- [Task prompt]
Below are some records. Pull every line that contains the word "this".

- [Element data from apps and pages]
===
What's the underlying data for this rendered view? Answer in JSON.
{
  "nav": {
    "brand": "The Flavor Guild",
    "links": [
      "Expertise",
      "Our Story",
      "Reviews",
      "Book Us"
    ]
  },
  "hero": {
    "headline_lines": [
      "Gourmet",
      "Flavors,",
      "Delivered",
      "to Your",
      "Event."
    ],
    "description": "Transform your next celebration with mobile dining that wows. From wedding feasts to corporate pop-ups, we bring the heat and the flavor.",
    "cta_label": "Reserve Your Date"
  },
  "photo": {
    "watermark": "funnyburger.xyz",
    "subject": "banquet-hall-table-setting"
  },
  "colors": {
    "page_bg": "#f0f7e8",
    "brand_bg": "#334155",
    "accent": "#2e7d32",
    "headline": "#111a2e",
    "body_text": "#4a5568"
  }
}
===
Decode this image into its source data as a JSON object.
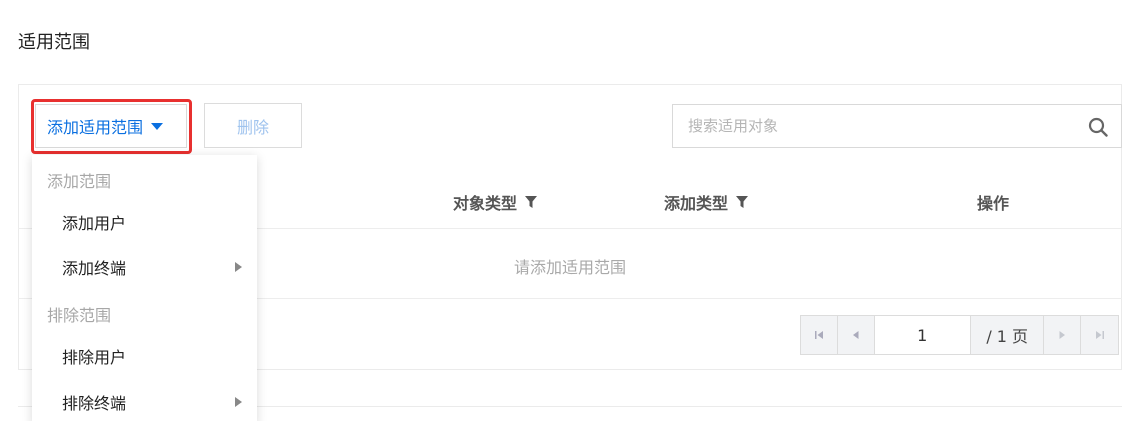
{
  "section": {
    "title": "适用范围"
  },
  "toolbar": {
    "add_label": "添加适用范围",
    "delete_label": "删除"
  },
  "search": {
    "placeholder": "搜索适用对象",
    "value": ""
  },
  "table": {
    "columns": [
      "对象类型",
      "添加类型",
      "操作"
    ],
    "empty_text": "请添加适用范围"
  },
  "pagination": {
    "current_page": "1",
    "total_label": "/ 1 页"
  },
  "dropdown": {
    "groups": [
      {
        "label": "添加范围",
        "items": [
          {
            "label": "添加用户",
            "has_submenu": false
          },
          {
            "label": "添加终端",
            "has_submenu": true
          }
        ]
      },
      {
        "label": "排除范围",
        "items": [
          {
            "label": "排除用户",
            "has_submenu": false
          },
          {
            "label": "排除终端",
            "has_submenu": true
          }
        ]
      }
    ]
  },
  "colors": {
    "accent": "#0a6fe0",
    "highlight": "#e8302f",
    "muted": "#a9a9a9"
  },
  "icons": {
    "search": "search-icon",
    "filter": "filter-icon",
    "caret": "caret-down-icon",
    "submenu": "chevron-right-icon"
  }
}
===
- [Reply to the exercise]
What's the underlying data for this rendered view? Answer in JSON.
Decode this image into its source data as a JSON object.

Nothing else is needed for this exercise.